List, from the lines below, each one with "Twilight" in it.

GIVEN DATA
-- Opening Marker --
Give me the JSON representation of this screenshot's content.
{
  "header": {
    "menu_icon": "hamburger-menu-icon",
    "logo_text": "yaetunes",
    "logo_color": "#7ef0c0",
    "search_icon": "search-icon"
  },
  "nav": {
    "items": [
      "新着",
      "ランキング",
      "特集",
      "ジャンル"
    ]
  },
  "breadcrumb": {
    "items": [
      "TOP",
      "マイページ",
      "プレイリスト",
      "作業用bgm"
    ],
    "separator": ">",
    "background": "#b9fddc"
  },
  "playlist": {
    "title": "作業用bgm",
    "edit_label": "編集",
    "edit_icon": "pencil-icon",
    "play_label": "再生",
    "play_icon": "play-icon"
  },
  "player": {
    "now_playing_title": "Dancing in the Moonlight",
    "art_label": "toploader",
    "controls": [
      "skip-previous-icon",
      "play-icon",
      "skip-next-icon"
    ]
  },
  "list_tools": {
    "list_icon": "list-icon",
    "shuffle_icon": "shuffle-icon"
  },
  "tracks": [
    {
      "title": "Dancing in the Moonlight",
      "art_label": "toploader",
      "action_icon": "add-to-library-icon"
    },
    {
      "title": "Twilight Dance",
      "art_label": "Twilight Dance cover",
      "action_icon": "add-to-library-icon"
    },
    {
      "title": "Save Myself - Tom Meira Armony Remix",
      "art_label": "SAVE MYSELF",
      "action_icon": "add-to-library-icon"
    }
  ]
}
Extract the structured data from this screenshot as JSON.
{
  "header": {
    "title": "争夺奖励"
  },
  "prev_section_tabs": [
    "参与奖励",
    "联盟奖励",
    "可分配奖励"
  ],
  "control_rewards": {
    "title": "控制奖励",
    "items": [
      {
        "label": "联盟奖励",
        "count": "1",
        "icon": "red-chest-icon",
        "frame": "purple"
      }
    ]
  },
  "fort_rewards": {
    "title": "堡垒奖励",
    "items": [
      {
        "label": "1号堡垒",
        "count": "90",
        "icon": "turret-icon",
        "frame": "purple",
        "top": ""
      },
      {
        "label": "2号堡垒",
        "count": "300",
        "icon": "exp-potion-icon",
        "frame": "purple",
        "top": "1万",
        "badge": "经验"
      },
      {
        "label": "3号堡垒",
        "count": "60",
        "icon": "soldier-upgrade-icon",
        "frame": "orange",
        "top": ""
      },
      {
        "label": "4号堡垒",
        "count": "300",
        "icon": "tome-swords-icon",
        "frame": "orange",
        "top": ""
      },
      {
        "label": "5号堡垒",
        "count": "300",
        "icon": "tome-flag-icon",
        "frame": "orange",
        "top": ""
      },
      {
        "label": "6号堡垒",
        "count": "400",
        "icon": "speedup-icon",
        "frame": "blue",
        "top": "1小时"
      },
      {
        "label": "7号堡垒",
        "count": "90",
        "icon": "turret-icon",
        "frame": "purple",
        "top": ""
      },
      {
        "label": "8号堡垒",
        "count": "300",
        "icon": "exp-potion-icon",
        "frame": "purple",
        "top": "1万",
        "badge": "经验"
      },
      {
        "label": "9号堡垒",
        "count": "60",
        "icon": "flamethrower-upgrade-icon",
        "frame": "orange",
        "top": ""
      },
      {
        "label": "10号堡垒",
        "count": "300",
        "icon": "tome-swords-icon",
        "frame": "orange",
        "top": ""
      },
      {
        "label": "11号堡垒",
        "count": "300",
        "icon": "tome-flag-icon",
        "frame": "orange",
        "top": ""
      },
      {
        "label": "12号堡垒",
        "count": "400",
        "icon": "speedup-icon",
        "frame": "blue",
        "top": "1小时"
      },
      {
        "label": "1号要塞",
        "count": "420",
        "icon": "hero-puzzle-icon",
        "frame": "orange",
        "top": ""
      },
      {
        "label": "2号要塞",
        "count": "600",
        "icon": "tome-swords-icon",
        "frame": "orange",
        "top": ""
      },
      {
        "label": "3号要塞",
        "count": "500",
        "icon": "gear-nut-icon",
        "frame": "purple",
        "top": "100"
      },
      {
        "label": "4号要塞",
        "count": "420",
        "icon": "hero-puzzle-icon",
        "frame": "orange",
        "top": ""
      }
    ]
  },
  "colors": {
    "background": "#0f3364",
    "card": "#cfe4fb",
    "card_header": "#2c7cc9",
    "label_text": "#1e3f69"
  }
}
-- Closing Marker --
EXERCISE OUTPUT
      "title": "Twilight Dance",
      "art_label": "Twilight Dance cover",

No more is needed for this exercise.